*TASK TO CARRY OUT*:
Every line below that has "JSON" in it should be copied.

*INPUT DATA*:
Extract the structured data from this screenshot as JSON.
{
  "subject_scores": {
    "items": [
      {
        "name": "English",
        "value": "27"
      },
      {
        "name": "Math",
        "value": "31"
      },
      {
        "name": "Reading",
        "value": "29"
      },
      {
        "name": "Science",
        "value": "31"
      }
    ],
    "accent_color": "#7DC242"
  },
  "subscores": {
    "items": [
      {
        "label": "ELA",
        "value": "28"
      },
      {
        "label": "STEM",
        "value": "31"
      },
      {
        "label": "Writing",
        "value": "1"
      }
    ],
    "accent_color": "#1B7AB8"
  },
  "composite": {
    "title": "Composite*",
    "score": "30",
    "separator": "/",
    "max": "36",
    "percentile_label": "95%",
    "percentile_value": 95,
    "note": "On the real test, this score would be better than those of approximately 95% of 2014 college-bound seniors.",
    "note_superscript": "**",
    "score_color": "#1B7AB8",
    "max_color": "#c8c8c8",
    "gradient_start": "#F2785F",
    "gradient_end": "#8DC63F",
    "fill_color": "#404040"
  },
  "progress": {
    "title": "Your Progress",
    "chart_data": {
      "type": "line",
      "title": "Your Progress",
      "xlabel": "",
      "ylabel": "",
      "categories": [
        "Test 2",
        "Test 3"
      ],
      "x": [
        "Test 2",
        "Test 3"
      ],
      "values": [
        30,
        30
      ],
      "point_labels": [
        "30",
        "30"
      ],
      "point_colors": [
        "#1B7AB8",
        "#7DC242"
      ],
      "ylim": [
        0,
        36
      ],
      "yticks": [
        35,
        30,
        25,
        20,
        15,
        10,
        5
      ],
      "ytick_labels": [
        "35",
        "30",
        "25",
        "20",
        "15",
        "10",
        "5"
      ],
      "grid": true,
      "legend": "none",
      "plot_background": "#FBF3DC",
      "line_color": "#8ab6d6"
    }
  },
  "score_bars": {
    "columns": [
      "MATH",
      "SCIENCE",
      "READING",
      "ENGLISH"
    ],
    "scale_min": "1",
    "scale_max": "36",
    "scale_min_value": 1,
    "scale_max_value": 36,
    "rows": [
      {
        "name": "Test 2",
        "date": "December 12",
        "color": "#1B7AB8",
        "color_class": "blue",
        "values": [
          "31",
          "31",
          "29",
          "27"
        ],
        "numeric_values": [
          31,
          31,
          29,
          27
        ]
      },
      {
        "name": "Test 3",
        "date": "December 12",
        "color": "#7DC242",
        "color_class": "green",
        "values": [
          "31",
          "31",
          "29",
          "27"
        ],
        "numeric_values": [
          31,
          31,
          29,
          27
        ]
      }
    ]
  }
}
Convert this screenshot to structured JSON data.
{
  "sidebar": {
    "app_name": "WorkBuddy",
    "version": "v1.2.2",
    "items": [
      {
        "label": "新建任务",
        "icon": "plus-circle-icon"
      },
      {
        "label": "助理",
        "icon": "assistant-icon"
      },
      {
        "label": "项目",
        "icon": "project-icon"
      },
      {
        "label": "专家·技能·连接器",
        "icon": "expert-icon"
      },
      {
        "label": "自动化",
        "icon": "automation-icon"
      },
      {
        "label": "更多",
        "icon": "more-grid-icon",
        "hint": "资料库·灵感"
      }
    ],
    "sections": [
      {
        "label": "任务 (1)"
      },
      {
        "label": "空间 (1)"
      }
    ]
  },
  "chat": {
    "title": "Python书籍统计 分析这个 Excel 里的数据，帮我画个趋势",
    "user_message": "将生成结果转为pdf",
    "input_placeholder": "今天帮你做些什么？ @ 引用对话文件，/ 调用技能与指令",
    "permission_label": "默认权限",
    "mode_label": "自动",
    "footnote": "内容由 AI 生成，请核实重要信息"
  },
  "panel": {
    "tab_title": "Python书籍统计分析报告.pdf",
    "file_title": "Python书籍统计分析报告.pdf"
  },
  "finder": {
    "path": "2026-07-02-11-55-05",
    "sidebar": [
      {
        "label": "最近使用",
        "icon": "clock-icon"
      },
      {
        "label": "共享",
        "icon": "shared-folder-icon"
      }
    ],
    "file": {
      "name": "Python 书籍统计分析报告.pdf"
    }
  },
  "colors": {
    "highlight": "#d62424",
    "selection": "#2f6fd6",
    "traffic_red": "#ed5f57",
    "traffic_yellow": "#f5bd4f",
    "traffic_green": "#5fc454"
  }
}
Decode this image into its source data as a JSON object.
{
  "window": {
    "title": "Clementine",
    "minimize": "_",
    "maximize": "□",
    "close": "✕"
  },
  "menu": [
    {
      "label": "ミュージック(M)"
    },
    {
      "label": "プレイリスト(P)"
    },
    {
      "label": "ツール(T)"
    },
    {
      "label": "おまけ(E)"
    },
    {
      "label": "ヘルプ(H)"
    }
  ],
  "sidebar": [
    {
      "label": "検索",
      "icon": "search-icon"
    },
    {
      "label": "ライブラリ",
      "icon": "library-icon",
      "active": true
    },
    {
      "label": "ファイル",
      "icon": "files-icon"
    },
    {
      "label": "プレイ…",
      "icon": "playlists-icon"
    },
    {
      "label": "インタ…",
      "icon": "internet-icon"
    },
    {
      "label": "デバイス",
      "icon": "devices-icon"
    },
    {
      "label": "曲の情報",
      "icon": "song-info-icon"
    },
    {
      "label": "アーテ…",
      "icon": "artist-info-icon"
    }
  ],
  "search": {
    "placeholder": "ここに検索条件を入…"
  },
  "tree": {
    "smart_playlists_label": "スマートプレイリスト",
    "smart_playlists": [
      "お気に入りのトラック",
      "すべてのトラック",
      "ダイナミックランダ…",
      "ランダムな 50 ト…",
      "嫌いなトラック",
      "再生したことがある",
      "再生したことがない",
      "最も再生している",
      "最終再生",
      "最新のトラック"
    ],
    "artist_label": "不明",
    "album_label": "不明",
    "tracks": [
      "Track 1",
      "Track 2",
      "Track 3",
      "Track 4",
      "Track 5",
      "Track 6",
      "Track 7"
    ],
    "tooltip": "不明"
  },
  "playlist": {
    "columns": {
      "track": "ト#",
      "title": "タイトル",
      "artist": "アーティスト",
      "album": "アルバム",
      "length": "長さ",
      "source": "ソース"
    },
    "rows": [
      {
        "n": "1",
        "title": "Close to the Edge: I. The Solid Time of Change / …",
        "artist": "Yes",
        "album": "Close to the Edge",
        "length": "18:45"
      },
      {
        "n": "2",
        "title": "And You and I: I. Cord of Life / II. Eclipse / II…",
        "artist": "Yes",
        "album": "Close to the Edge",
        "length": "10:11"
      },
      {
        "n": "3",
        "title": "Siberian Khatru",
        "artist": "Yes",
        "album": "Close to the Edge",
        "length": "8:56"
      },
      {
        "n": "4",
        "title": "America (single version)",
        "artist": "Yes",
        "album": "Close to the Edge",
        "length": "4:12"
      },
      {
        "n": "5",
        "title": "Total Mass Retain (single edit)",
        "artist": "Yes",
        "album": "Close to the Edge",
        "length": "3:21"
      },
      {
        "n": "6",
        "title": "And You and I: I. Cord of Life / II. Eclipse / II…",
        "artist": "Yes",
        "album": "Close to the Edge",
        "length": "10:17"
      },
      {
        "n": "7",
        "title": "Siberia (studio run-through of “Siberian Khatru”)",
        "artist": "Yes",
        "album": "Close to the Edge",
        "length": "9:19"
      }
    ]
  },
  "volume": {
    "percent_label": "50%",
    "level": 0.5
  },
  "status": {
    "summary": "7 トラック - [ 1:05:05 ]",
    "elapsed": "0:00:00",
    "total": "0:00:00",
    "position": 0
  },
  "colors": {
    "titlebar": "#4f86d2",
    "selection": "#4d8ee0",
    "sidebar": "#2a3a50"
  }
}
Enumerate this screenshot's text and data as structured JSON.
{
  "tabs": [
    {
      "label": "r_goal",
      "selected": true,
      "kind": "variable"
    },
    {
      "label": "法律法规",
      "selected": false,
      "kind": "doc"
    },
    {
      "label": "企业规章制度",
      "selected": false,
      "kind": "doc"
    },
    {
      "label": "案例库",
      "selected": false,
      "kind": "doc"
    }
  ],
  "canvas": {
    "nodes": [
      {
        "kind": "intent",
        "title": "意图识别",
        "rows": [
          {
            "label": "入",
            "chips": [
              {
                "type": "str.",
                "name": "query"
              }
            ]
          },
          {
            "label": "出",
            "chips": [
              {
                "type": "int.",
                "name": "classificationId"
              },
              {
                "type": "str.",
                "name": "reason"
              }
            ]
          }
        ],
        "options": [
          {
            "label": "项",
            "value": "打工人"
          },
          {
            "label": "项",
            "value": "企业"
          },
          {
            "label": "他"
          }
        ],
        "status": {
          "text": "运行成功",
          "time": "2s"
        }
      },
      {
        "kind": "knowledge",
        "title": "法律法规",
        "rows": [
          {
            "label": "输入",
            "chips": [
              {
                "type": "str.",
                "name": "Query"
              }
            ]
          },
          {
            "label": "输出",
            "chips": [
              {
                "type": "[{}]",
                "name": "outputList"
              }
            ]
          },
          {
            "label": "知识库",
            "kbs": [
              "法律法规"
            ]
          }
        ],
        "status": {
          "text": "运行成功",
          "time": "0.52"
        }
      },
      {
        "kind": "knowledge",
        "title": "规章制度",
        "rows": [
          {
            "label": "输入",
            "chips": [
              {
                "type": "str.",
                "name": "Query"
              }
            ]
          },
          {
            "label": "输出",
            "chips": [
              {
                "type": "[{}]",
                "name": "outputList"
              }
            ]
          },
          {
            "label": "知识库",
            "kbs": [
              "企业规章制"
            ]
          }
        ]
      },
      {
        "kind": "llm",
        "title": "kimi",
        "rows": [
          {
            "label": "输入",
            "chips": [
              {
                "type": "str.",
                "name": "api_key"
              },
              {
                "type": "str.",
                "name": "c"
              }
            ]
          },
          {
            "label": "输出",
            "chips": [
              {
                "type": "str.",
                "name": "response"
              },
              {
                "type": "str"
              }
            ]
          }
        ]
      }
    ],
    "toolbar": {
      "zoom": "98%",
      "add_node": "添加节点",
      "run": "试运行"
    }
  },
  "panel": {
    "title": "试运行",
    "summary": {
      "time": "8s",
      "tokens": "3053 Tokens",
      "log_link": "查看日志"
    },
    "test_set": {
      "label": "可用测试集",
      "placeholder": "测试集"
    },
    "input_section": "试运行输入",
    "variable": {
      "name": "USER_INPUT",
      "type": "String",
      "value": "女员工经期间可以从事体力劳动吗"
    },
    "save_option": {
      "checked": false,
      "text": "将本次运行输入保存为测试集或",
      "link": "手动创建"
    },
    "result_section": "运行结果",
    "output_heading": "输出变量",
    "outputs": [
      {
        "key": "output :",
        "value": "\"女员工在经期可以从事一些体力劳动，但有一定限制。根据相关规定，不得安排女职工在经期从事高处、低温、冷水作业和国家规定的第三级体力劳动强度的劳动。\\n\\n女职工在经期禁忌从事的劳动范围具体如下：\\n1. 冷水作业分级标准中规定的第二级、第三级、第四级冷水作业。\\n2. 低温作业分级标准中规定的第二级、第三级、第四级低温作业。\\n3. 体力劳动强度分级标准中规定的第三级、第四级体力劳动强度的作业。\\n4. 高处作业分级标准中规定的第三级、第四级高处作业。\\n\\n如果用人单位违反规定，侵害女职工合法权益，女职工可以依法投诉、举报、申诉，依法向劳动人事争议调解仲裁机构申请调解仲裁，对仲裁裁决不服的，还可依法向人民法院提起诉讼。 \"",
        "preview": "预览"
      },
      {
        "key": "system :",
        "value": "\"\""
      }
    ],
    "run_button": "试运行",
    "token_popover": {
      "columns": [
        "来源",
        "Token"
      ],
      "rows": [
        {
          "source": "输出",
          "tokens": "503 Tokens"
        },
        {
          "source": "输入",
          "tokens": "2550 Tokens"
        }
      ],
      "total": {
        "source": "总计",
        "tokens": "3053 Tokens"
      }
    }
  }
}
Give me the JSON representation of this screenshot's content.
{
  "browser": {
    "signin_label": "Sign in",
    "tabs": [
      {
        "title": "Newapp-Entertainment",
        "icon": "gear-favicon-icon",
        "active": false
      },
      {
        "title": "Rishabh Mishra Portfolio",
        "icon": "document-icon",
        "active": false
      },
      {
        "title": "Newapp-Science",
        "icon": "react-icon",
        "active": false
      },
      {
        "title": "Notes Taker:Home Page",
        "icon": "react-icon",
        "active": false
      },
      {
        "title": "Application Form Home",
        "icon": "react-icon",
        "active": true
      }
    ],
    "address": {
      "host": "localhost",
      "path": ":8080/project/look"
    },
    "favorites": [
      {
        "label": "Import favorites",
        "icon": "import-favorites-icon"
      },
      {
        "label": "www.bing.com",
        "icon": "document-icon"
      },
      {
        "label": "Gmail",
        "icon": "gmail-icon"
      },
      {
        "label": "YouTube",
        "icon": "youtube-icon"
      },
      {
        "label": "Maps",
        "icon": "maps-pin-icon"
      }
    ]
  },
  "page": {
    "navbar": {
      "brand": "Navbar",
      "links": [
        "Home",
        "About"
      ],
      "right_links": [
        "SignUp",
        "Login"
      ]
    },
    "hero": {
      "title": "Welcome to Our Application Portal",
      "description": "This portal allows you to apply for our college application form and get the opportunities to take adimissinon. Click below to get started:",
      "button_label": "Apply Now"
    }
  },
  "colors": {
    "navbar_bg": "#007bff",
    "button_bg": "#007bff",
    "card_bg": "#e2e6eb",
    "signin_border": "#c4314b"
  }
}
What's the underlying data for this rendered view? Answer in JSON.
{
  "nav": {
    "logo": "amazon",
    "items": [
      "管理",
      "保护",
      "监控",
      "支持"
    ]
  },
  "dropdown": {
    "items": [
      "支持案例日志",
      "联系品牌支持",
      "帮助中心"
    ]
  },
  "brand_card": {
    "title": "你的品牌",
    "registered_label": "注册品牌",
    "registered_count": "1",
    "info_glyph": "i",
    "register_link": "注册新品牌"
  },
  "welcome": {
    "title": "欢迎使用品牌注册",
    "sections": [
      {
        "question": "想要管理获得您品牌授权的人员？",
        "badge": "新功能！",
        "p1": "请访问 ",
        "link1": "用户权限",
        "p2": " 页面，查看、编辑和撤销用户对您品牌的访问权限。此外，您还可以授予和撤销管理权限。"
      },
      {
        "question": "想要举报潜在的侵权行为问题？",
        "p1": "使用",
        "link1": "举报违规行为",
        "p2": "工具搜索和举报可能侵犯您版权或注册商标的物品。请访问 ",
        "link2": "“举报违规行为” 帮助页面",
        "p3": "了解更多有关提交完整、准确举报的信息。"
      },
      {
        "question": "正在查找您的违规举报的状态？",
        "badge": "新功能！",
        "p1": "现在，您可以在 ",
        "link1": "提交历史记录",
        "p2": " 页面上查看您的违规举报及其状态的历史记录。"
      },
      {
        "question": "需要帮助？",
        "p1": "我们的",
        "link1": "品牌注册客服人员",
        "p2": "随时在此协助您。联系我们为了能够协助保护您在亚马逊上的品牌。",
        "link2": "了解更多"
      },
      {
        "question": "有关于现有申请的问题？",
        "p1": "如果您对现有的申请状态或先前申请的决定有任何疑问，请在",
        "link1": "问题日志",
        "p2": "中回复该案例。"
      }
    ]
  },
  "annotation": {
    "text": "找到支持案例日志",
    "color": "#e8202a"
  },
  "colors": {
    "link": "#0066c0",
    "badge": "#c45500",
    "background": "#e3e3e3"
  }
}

*TASK RESPONSE*:
Extract the structured data from this screenshot as JSON.
Convert this screenshot to structured JSON data.
Decode this image into its source data as a JSON object.
Enumerate this screenshot's text and data as structured JSON.
Give me the JSON representation of this screenshot's content.
What's the underlying data for this rendered view? Answer in JSON.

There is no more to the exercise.